▶ _Work item_
Copy all records precisely, apart from the pictures.
▼▼▼
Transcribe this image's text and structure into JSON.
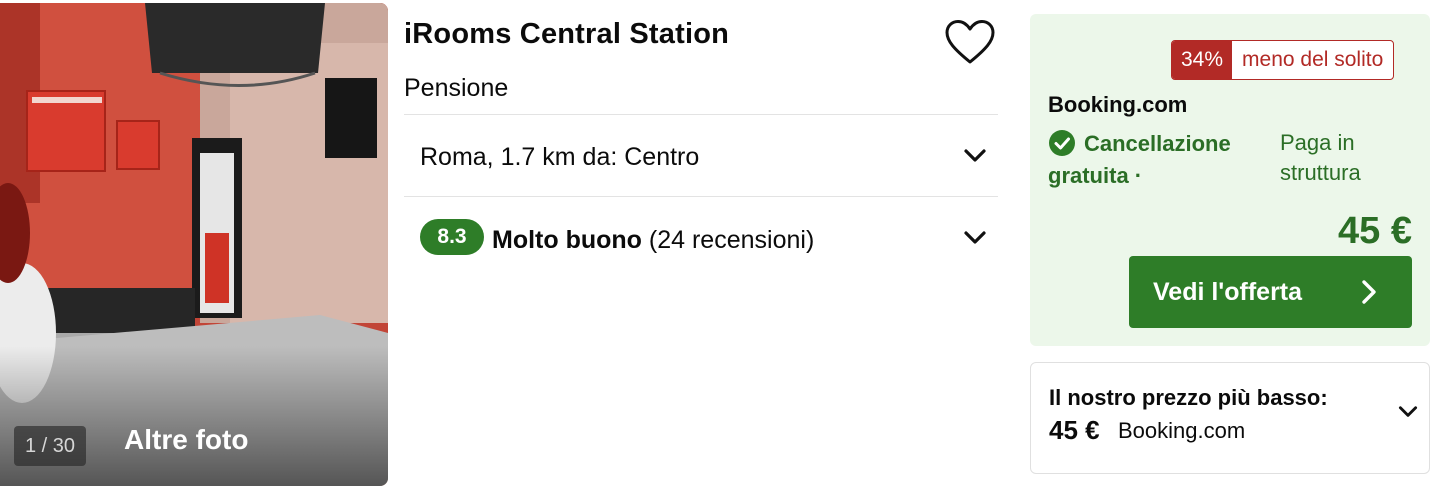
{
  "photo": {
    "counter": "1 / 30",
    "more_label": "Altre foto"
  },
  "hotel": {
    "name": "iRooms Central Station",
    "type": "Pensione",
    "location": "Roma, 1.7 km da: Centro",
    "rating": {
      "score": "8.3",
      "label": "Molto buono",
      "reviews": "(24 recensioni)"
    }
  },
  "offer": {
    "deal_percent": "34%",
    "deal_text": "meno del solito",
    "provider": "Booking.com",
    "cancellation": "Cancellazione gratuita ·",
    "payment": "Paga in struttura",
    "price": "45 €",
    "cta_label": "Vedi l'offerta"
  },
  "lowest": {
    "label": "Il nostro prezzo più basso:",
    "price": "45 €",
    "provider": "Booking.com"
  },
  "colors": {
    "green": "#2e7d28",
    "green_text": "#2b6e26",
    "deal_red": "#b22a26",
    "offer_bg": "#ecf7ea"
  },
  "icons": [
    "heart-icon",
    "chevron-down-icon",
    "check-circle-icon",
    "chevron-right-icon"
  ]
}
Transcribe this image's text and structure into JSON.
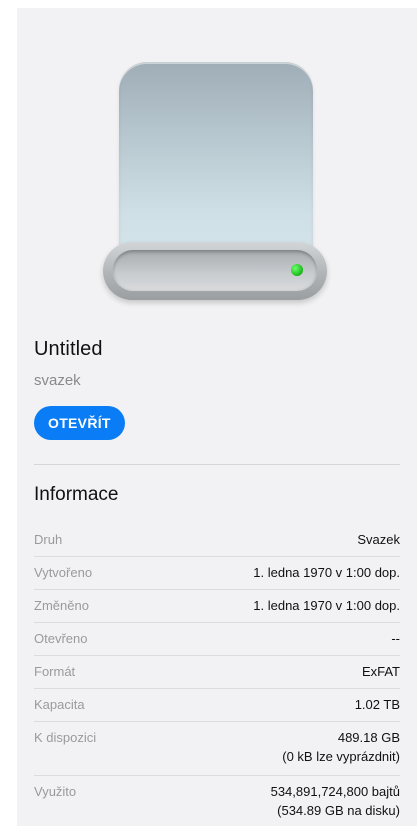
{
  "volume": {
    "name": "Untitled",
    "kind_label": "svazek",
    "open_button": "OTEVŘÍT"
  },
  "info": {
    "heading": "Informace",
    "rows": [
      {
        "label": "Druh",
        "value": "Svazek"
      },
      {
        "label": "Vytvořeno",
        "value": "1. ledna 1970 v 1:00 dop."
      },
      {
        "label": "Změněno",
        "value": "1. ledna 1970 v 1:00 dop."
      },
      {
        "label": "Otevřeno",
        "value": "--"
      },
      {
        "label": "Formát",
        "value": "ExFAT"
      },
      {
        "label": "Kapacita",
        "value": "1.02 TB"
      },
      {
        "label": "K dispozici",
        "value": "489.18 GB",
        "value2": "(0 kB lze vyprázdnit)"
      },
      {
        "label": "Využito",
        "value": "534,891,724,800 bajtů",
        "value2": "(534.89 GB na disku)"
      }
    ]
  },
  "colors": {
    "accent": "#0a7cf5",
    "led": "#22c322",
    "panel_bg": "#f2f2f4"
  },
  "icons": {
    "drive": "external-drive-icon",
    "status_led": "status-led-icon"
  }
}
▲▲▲
▶ _Your response_
Transcribe this image's text and structure into JSON.
{
  "photo": {
    "counter": "1 / 30",
    "more_label": "Altre foto"
  },
  "hotel": {
    "name": "iRooms Central Station",
    "type": "Pensione",
    "location": "Roma, 1.7 km da: Centro",
    "rating": {
      "score": "8.3",
      "label": "Molto buono",
      "reviews": "(24 recensioni)"
    }
  },
  "offer": {
    "deal_percent": "34%",
    "deal_text": "meno del solito",
    "provider": "Booking.com",
    "cancellation": "Cancellazione gratuita ·",
    "payment": "Paga in struttura",
    "price": "45 €",
    "cta_label": "Vedi l'offerta"
  },
  "lowest": {
    "label": "Il nostro prezzo più basso:",
    "price": "45 €",
    "provider": "Booking.com"
  },
  "colors": {
    "green": "#2e7d28",
    "green_text": "#2b6e26",
    "deal_red": "#b22a26",
    "offer_bg": "#ecf7ea"
  },
  "icons": [
    "heart-icon",
    "chevron-down-icon",
    "check-circle-icon",
    "chevron-right-icon"
  ]
}
Transcribe this image's text and structure into JSON.
{
  "volume": {
    "name": "Untitled",
    "kind_label": "svazek",
    "open_button": "OTEVŘÍT"
  },
  "info": {
    "heading": "Informace",
    "rows": [
      {
        "label": "Druh",
        "value": "Svazek"
      },
      {
        "label": "Vytvořeno",
        "value": "1. ledna 1970 v 1:00 dop."
      },
      {
        "label": "Změněno",
        "value": "1. ledna 1970 v 1:00 dop."
      },
      {
        "label": "Otevřeno",
        "value": "--"
      },
      {
        "label": "Formát",
        "value": "ExFAT"
      },
      {
        "label": "Kapacita",
        "value": "1.02 TB"
      },
      {
        "label": "K dispozici",
        "value": "489.18 GB",
        "value2": "(0 kB lze vyprázdnit)"
      },
      {
        "label": "Využito",
        "value": "534,891,724,800 bajtů",
        "value2": "(534.89 GB na disku)"
      }
    ]
  },
  "colors": {
    "accent": "#0a7cf5",
    "led": "#22c322",
    "panel_bg": "#f2f2f4"
  },
  "icons": {
    "drive": "external-drive-icon",
    "status_led": "status-led-icon"
  }
}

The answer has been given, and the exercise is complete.